# WORK INSTRUCTIONS
Tally how many lines in the data below include "background", then please reply with only that figure.

# DATA TO EXAMINE
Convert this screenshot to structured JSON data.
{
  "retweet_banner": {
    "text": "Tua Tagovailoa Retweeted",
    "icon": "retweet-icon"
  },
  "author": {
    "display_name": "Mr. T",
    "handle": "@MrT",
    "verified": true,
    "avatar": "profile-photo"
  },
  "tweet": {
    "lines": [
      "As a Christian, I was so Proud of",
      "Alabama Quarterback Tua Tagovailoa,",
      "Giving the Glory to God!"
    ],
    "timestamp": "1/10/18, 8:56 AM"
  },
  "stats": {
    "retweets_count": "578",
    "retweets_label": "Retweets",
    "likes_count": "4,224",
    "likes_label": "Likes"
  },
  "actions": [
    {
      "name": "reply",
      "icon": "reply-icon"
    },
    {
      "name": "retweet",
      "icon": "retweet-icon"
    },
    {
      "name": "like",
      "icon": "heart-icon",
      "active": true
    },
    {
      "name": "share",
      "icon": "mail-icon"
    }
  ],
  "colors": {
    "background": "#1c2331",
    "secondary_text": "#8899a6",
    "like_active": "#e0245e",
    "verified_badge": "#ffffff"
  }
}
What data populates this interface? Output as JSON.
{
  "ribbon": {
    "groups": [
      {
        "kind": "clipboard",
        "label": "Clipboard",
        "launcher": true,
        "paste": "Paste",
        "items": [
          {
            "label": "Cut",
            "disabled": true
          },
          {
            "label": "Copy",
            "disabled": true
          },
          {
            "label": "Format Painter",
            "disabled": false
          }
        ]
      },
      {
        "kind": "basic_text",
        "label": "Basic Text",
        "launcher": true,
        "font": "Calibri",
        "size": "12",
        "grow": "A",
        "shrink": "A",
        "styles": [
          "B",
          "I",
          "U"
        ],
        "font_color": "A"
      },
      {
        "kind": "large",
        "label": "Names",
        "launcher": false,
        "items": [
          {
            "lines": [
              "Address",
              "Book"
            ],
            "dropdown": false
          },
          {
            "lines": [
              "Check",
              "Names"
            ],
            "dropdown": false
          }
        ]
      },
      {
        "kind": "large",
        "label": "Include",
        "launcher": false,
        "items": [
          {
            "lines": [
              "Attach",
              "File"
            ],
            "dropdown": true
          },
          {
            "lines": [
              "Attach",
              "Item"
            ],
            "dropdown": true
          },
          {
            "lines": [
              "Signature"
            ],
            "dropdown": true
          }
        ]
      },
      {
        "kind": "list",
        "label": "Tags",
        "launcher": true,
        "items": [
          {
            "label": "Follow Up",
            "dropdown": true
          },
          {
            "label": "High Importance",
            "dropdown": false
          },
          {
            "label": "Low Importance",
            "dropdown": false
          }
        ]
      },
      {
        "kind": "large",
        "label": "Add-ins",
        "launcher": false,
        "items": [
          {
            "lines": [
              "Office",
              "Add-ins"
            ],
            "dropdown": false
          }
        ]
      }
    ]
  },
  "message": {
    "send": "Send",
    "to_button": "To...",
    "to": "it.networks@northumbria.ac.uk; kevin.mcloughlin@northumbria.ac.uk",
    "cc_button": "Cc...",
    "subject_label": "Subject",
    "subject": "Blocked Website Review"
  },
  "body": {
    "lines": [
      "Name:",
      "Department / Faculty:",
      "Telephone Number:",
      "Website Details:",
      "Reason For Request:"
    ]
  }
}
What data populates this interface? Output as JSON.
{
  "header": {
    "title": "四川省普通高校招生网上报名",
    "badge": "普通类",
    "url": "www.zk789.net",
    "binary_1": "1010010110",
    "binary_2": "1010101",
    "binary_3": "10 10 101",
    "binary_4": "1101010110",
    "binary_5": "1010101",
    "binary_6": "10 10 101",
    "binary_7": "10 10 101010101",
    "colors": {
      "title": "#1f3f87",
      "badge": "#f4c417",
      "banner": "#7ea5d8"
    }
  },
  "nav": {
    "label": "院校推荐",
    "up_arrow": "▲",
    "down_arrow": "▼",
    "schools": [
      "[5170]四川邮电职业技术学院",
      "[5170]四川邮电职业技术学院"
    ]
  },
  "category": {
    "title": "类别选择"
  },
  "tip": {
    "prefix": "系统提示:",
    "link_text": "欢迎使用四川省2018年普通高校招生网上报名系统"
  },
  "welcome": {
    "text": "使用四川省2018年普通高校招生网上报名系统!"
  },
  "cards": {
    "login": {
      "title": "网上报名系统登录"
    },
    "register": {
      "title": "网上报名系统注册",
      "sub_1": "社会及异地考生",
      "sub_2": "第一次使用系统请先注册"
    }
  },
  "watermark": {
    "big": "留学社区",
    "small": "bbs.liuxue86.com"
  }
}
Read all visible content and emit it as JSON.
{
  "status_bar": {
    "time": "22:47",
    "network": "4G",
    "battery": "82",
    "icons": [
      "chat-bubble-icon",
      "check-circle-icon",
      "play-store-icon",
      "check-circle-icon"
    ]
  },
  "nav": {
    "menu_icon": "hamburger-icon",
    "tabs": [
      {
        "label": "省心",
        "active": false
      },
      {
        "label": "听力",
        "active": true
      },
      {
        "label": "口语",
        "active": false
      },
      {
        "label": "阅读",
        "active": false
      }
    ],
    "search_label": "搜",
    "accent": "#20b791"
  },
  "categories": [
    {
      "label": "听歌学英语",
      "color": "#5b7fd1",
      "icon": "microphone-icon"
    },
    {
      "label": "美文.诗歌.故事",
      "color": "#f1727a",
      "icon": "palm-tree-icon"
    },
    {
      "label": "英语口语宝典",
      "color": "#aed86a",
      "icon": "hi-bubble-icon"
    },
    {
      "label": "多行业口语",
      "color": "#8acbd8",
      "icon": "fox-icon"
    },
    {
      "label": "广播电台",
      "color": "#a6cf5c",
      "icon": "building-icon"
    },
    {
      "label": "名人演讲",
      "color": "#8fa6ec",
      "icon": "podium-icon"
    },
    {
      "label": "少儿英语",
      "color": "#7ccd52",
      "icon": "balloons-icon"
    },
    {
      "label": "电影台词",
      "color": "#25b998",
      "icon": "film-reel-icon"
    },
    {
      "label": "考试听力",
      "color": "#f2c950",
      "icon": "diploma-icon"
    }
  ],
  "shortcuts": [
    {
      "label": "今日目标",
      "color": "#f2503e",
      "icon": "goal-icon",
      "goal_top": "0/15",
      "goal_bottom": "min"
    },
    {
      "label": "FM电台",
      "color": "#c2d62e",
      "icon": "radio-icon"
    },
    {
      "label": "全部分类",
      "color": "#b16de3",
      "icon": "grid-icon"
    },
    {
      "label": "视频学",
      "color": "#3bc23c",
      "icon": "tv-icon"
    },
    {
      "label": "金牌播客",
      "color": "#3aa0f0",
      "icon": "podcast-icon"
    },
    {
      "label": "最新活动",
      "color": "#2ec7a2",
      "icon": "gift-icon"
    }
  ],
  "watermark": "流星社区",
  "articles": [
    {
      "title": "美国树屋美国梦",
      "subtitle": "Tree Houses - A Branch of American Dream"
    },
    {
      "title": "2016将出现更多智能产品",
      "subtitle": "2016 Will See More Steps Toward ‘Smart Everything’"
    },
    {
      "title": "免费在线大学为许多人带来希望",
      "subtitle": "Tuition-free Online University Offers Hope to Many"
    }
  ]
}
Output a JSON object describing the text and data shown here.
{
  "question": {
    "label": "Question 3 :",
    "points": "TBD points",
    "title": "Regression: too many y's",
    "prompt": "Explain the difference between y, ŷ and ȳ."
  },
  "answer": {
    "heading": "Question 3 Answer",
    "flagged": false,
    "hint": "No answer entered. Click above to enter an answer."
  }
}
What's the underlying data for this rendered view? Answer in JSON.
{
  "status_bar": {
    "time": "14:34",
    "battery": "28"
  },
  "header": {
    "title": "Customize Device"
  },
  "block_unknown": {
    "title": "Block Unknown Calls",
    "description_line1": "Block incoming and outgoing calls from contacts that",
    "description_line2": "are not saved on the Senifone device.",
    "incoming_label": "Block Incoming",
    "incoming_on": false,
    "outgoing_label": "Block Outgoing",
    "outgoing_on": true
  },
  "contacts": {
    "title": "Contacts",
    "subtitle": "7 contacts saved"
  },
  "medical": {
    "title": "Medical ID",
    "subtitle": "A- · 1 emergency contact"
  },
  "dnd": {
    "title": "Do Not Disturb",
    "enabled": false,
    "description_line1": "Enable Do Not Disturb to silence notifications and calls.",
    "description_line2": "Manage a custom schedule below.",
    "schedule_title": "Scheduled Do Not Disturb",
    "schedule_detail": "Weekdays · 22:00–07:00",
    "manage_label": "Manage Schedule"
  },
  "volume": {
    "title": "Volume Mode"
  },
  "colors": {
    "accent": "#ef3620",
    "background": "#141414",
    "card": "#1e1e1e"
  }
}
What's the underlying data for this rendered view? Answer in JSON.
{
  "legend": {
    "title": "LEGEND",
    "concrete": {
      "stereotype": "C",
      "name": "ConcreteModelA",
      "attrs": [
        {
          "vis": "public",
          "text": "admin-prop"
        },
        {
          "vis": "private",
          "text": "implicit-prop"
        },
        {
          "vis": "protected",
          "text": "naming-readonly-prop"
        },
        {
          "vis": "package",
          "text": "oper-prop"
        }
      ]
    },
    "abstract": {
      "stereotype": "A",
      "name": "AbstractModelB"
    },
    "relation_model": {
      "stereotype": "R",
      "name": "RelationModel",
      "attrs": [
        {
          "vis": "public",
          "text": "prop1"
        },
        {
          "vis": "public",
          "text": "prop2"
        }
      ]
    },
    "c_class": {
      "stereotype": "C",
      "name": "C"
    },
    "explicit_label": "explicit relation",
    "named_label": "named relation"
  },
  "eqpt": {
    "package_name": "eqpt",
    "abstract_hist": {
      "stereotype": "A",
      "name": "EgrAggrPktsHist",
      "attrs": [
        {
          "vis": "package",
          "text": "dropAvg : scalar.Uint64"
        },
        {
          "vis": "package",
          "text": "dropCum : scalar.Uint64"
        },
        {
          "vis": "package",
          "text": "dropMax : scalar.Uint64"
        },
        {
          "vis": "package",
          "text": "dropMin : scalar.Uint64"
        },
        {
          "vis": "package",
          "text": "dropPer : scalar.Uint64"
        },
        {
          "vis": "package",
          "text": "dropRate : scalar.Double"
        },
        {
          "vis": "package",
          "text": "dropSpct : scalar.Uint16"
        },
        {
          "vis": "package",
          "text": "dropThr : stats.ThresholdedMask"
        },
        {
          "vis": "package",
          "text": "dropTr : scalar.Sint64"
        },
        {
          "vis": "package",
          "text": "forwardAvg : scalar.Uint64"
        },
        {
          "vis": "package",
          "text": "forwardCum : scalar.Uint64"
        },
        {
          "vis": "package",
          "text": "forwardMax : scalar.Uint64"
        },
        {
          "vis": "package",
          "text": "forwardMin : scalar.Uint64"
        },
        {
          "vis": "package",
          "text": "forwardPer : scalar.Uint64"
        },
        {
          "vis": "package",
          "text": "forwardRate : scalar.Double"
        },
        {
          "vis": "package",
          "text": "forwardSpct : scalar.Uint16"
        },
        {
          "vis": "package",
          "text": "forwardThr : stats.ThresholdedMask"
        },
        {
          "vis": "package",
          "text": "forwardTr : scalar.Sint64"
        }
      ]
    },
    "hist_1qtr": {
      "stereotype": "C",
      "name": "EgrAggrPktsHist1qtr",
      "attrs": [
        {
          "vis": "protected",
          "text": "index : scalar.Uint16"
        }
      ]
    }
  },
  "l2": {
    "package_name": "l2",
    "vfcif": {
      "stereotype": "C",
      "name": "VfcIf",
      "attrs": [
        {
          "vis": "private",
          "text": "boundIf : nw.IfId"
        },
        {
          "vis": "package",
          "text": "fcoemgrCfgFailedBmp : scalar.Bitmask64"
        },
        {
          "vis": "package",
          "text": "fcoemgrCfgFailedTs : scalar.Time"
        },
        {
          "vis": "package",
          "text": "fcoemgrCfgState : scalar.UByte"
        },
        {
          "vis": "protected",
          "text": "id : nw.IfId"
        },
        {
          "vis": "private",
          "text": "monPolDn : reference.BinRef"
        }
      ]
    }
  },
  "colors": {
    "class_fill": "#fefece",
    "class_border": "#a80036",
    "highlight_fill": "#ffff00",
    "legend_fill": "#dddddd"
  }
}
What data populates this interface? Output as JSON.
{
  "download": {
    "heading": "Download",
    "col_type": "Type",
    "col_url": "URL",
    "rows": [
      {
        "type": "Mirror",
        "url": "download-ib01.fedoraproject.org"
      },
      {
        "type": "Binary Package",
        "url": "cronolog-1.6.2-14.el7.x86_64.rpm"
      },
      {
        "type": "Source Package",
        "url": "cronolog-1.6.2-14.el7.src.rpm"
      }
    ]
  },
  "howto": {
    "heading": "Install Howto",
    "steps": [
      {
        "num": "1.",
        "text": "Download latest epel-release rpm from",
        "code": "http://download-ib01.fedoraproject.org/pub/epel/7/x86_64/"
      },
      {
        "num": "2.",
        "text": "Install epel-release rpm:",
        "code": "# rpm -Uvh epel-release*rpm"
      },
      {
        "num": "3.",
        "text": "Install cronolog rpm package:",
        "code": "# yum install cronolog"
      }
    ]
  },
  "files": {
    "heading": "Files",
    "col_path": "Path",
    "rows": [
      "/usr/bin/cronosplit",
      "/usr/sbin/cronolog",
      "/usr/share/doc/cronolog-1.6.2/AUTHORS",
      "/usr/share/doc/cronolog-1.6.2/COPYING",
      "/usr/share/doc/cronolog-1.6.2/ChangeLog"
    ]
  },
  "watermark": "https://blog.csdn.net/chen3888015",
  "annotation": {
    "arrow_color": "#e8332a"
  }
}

# COMPLETED EXERCISE
2